═══ Exercise data

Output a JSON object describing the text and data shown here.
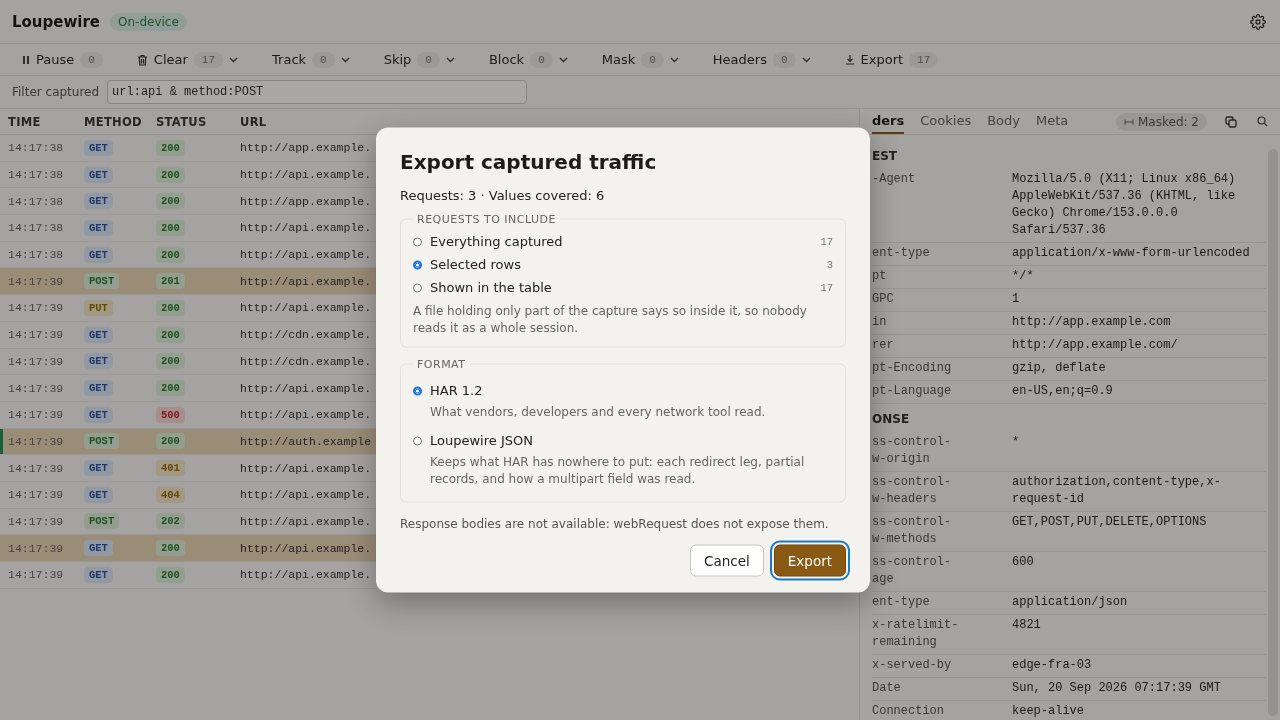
{
  "app": {
    "title": "Loupewire",
    "badge": "On-device"
  },
  "toolbar": [
    {
      "kind": "pause",
      "label": "Pause",
      "count": "0",
      "dropdown": false
    },
    {
      "kind": "clear",
      "label": "Clear",
      "count": "17",
      "dropdown": true
    },
    {
      "kind": "plain",
      "label": "Track",
      "count": "0",
      "dropdown": true
    },
    {
      "kind": "plain",
      "label": "Skip",
      "count": "0",
      "dropdown": true
    },
    {
      "kind": "plain",
      "label": "Block",
      "count": "0",
      "dropdown": true
    },
    {
      "kind": "plain",
      "label": "Mask",
      "count": "0",
      "dropdown": true
    },
    {
      "kind": "plain",
      "label": "Headers",
      "count": "0",
      "dropdown": true
    },
    {
      "kind": "export",
      "label": "Export",
      "count": "17",
      "dropdown": false
    }
  ],
  "filter": {
    "label": "Filter captured",
    "value": "url:api & method:POST"
  },
  "table": {
    "columns": [
      "TIME",
      "METHOD",
      "STATUS",
      "URL"
    ],
    "rows": [
      {
        "time": "14:17:38",
        "method": {
          "label": "GET",
          "kind": "get"
        },
        "status": {
          "label": "200",
          "kind": "ok"
        },
        "url": "http://app.example.",
        "selected": false,
        "current": false
      },
      {
        "time": "14:17:38",
        "method": {
          "label": "GET",
          "kind": "get"
        },
        "status": {
          "label": "200",
          "kind": "ok"
        },
        "url": "http://api.example.",
        "selected": false,
        "current": false
      },
      {
        "time": "14:17:38",
        "method": {
          "label": "GET",
          "kind": "get"
        },
        "status": {
          "label": "200",
          "kind": "ok"
        },
        "url": "http://app.example.",
        "selected": false,
        "current": false
      },
      {
        "time": "14:17:38",
        "method": {
          "label": "GET",
          "kind": "get"
        },
        "status": {
          "label": "200",
          "kind": "ok"
        },
        "url": "http://api.example.",
        "selected": false,
        "current": false
      },
      {
        "time": "14:17:38",
        "method": {
          "label": "GET",
          "kind": "get"
        },
        "status": {
          "label": "200",
          "kind": "ok"
        },
        "url": "http://api.example.",
        "selected": false,
        "current": false
      },
      {
        "time": "14:17:39",
        "method": {
          "label": "POST",
          "kind": "post"
        },
        "status": {
          "label": "201",
          "kind": "ok"
        },
        "url": "http://api.example.",
        "selected": true,
        "current": false
      },
      {
        "time": "14:17:39",
        "method": {
          "label": "PUT",
          "kind": "put"
        },
        "status": {
          "label": "200",
          "kind": "ok"
        },
        "url": "http://api.example.",
        "selected": false,
        "current": false
      },
      {
        "time": "14:17:39",
        "method": {
          "label": "GET",
          "kind": "get"
        },
        "status": {
          "label": "200",
          "kind": "ok"
        },
        "url": "http://cdn.example.",
        "selected": false,
        "current": false
      },
      {
        "time": "14:17:39",
        "method": {
          "label": "GET",
          "kind": "get"
        },
        "status": {
          "label": "200",
          "kind": "ok"
        },
        "url": "http://cdn.example.",
        "selected": false,
        "current": false
      },
      {
        "time": "14:17:39",
        "method": {
          "label": "GET",
          "kind": "get"
        },
        "status": {
          "label": "200",
          "kind": "ok"
        },
        "url": "http://api.example.",
        "selected": false,
        "current": false
      },
      {
        "time": "14:17:39",
        "method": {
          "label": "GET",
          "kind": "get"
        },
        "status": {
          "label": "500",
          "kind": "error"
        },
        "url": "http://api.example.",
        "selected": false,
        "current": false
      },
      {
        "time": "14:17:39",
        "method": {
          "label": "POST",
          "kind": "post"
        },
        "status": {
          "label": "200",
          "kind": "ok"
        },
        "url": "http://auth.example",
        "selected": true,
        "current": true
      },
      {
        "time": "14:17:39",
        "method": {
          "label": "GET",
          "kind": "get"
        },
        "status": {
          "label": "401",
          "kind": "warn"
        },
        "url": "http://api.example.",
        "selected": false,
        "current": false
      },
      {
        "time": "14:17:39",
        "method": {
          "label": "GET",
          "kind": "get"
        },
        "status": {
          "label": "404",
          "kind": "warn"
        },
        "url": "http://api.example.",
        "selected": false,
        "current": false
      },
      {
        "time": "14:17:39",
        "method": {
          "label": "POST",
          "kind": "post"
        },
        "status": {
          "label": "202",
          "kind": "ok"
        },
        "url": "http://api.example.",
        "selected": false,
        "current": false
      },
      {
        "time": "14:17:39",
        "method": {
          "label": "GET",
          "kind": "get"
        },
        "status": {
          "label": "200",
          "kind": "ok"
        },
        "url": "http://api.example.",
        "selected": true,
        "current": false
      },
      {
        "time": "14:17:39",
        "method": {
          "label": "GET",
          "kind": "get"
        },
        "status": {
          "label": "200",
          "kind": "ok"
        },
        "url": "http://api.example.",
        "selected": false,
        "current": false
      }
    ]
  },
  "detail": {
    "tabs": [
      {
        "label": "ders",
        "selected": true
      },
      {
        "label": "Cookies",
        "selected": false
      },
      {
        "label": "Body",
        "selected": false
      },
      {
        "label": "Meta",
        "selected": false
      }
    ],
    "masked": "Masked: 2",
    "sections": [
      {
        "title": "EST",
        "rows": [
          {
            "name": "-Agent",
            "value": "Mozilla/5.0 (X11; Linux x86_64) AppleWebKit/537.36 (KHTML, like Gecko) Chrome/153.0.0.0 Safari/537.36"
          },
          {
            "name": "ent-type",
            "value": "application/x-www-form-urlencoded"
          },
          {
            "name": "pt",
            "value": "*/*"
          },
          {
            "name": "GPC",
            "value": "1"
          },
          {
            "name": "in",
            "value": "http://app.example.com"
          },
          {
            "name": "rer",
            "value": "http://app.example.com/"
          },
          {
            "name": "pt-Encoding",
            "value": "gzip, deflate"
          },
          {
            "name": "pt-Language",
            "value": "en-US,en;q=0.9"
          }
        ]
      },
      {
        "title": "ONSE",
        "rows": [
          {
            "name": "ss-control-\nw-origin",
            "value": "*"
          },
          {
            "name": "ss-control-\nw-headers",
            "value": "authorization,content-type,x-request-id"
          },
          {
            "name": "ss-control-\nw-methods",
            "value": "GET,POST,PUT,DELETE,OPTIONS"
          },
          {
            "name": "ss-control-\nage",
            "value": "600"
          },
          {
            "name": "ent-type",
            "value": "application/json"
          },
          {
            "name": "x-ratelimit-\nremaining",
            "value": "4821"
          },
          {
            "name": "x-served-by",
            "value": "edge-fra-03"
          },
          {
            "name": "Date",
            "value": "Sun, 20 Sep 2026 07:17:39 GMT"
          },
          {
            "name": "Connection",
            "value": "keep-alive"
          }
        ]
      }
    ]
  },
  "dialog": {
    "title": "Export captured traffic",
    "summary": "Requests: 3 · Values covered: 6",
    "include": {
      "legend": "REQUESTS TO INCLUDE",
      "options": [
        {
          "label": "Everything captured",
          "count": "17",
          "selected": false
        },
        {
          "label": "Selected rows",
          "count": "3",
          "selected": true
        },
        {
          "label": "Shown in the table",
          "count": "17",
          "selected": false
        }
      ],
      "note": "A file holding only part of the capture says so inside it, so nobody reads it as a whole session."
    },
    "format": {
      "legend": "FORMAT",
      "options": [
        {
          "label": "HAR 1.2",
          "description": "What vendors, developers and every network tool read.",
          "selected": true
        },
        {
          "label": "Loupewire JSON",
          "description": "Keeps what HAR has nowhere to put: each redirect leg, partial records, and how a multipart field was read.",
          "selected": false
        }
      ]
    },
    "footnote": "Response bodies are not available: webRequest does not expose them.",
    "buttons": [
      {
        "label": "Cancel",
        "kind": "secondary"
      },
      {
        "label": "Export",
        "kind": "primary"
      }
    ]
  }
}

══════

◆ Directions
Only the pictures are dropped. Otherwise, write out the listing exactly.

◆ Output for this exercise
Output a JSON object describing the text and data shown here.
{
  "app": {
    "title": "Loupewire",
    "badge": "On-device"
  },
  "toolbar": [
    {
      "kind": "pause",
      "label": "Pause",
      "count": "0",
      "dropdown": false
    },
    {
      "kind": "clear",
      "label": "Clear",
      "count": "17",
      "dropdown": true
    },
    {
      "kind": "plain",
      "label": "Track",
      "count": "0",
      "dropdown": true
    },
    {
      "kind": "plain",
      "label": "Skip",
      "count": "0",
      "dropdown": true
    },
    {
      "kind": "plain",
      "label": "Block",
      "count": "0",
      "dropdown": true
    },
    {
      "kind": "plain",
      "label": "Mask",
      "count": "0",
      "dropdown": true
    },
    {
      "kind": "plain",
      "label": "Headers",
      "count": "0",
      "dropdown": true
    },
    {
      "kind": "export",
      "label": "Export",
      "count": "17",
      "dropdown": false
    }
  ],
  "filter": {
    "label": "Filter captured",
    "value": "url:api & method:POST"
  },
  "table": {
    "columns": [
      "TIME",
      "METHOD",
      "STATUS",
      "URL"
    ],
    "rows": [
      {
        "time": "14:17:38",
        "method": {
          "label": "GET",
          "kind": "get"
        },
        "status": {
          "label": "200",
          "kind": "ok"
        },
        "url": "http://app.example.",
        "selected": false,
        "current": false
      },
      {
        "time": "14:17:38",
        "method": {
          "label": "GET",
          "kind": "get"
        },
        "status": {
          "label": "200",
          "kind": "ok"
        },
        "url": "http://api.example.",
        "selected": false,
        "current": false
      },
      {
        "time": "14:17:38",
        "method": {
          "label": "GET",
          "kind": "get"
        },
        "status": {
          "label": "200",
          "kind": "ok"
        },
        "url": "http://app.example.",
        "selected": false,
        "current": false
      },
      {
        "time": "14:17:38",
        "method": {
          "label": "GET",
          "kind": "get"
        },
        "status": {
          "label": "200",
          "kind": "ok"
        },
        "url": "http://api.example.",
        "selected": false,
        "current": false
      },
      {
        "time": "14:17:38",
        "method": {
          "label": "GET",
          "kind": "get"
        },
        "status": {
          "label": "200",
          "kind": "ok"
        },
        "url": "http://api.example.",
        "selected": false,
        "current": false
      },
      {
        "time": "14:17:39",
        "method": {
          "label": "POST",
          "kind": "post"
        },
        "status": {
          "label": "201",
          "kind": "ok"
        },
        "url": "http://api.example.",
        "selected": true,
        "current": false
      },
      {
        "time": "14:17:39",
        "method": {
          "label": "PUT",
          "kind": "put"
        },
        "status": {
          "label": "200",
          "kind": "ok"
        },
        "url": "http://api.example.",
        "selected": false,
        "current": false
      },
      {
        "time": "14:17:39",
        "method": {
          "label": "GET",
          "kind": "get"
        },
        "status": {
          "label": "200",
          "kind": "ok"
        },
        "url": "http://cdn.example.",
        "selected": false,
        "current": false
      },
      {
        "time": "14:17:39",
        "method": {
          "label": "GET",
          "kind": "get"
        },
        "status": {
          "label": "200",
          "kind": "ok"
        },
        "url": "http://cdn.example.",
        "selected": false,
        "current": false
      },
      {
        "time": "14:17:39",
        "method": {
          "label": "GET",
          "kind": "get"
        },
        "status": {
          "label": "200",
          "kind": "ok"
        },
        "url": "http://api.example.",
        "selected": false,
        "current": false
      },
      {
        "time": "14:17:39",
        "method": {
          "label": "GET",
          "kind": "get"
        },
        "status": {
          "label": "500",
          "kind": "error"
        },
        "url": "http://api.example.",
        "selected": false,
        "current": false
      },
      {
        "time": "14:17:39",
        "method": {
          "label": "POST",
          "kind": "post"
        },
        "status": {
          "label": "200",
          "kind": "ok"
        },
        "url": "http://auth.example",
        "selected": true,
        "current": true
      },
      {
        "time": "14:17:39",
        "method": {
          "label": "GET",
          "kind": "get"
        },
        "status": {
          "label": "401",
          "kind": "warn"
        },
        "url": "http://api.example.",
        "selected": false,
        "current": false
      },
      {
        "time": "14:17:39",
        "method": {
          "label": "GET",
          "kind": "get"
        },
        "status": {
          "label": "404",
          "kind": "warn"
        },
        "url": "http://api.example.",
        "selected": false,
        "current": false
      },
      {
        "time": "14:17:39",
        "method": {
          "label": "POST",
          "kind": "post"
        },
        "status": {
          "label": "202",
          "kind": "ok"
        },
        "url": "http://api.example.",
        "selected": false,
        "current": false
      },
      {
        "time": "14:17:39",
        "method": {
          "label": "GET",
          "kind": "get"
        },
        "status": {
          "label": "200",
          "kind": "ok"
        },
        "url": "http://api.example.",
        "selected": true,
        "current": false
      },
      {
        "time": "14:17:39",
        "method": {
          "label": "GET",
          "kind": "get"
        },
        "status": {
          "label": "200",
          "kind": "ok"
        },
        "url": "http://api.example.",
        "selected": false,
        "current": false
      }
    ]
  },
  "detail": {
    "tabs": [
      {
        "label": "ders",
        "selected": true
      },
      {
        "label": "Cookies",
        "selected": false
      },
      {
        "label": "Body",
        "selected": false
      },
      {
        "label": "Meta",
        "selected": false
      }
    ],
    "masked": "Masked: 2",
    "sections": [
      {
        "title": "EST",
        "rows": [
          {
            "name": "-Agent",
            "value": "Mozilla/5.0 (X11; Linux x86_64) AppleWebKit/537.36 (KHTML, like Gecko) Chrome/153.0.0.0 Safari/537.36"
          },
          {
            "name": "ent-type",
            "value": "application/x-www-form-urlencoded"
          },
          {
            "name": "pt",
            "value": "*/*"
          },
          {
            "name": "GPC",
            "value": "1"
          },
          {
            "name": "in",
            "value": "http://app.example.com"
          },
          {
            "name": "rer",
            "value": "http://app.example.com/"
          },
          {
            "name": "pt-Encoding",
            "value": "gzip, deflate"
          },
          {
            "name": "pt-Language",
            "value": "en-US,en;q=0.9"
          }
        ]
      },
      {
        "title": "ONSE",
        "rows": [
          {
            "name": "ss-control-\nw-origin",
            "value": "*"
          },
          {
            "name": "ss-control-\nw-headers",
            "value": "authorization,content-type,x-request-id"
          },
          {
            "name": "ss-control-\nw-methods",
            "value": "GET,POST,PUT,DELETE,OPTIONS"
          },
          {
            "name": "ss-control-\nage",
            "value": "600"
          },
          {
            "name": "ent-type",
            "value": "application/json"
          },
          {
            "name": "x-ratelimit-\nremaining",
            "value": "4821"
          },
          {
            "name": "x-served-by",
            "value": "edge-fra-03"
          },
          {
            "name": "Date",
            "value": "Sun, 20 Sep 2026 07:17:39 GMT"
          },
          {
            "name": "Connection",
            "value": "keep-alive"
          }
        ]
      }
    ]
  },
  "dialog": {
    "title": "Export captured traffic",
    "summary": "Requests: 3 · Values covered: 6",
    "include": {
      "legend": "REQUESTS TO INCLUDE",
      "options": [
        {
          "label": "Everything captured",
          "count": "17",
          "selected": false
        },
        {
          "label": "Selected rows",
          "count": "3",
          "selected": true
        },
        {
          "label": "Shown in the table",
          "count": "17",
          "selected": false
        }
      ],
      "note": "A file holding only part of the capture says so inside it, so nobody reads it as a whole session."
    },
    "format": {
      "legend": "FORMAT",
      "options": [
        {
          "label": "HAR 1.2",
          "description": "What vendors, developers and every network tool read.",
          "selected": true
        },
        {
          "label": "Loupewire JSON",
          "description": "Keeps what HAR has nowhere to put: each redirect leg, partial records, and how a multipart field was read.",
          "selected": false
        }
      ]
    },
    "footnote": "Response bodies are not available: webRequest does not expose them.",
    "buttons": [
      {
        "label": "Cancel",
        "kind": "secondary"
      },
      {
        "label": "Export",
        "kind": "primary"
      }
    ]
  }
}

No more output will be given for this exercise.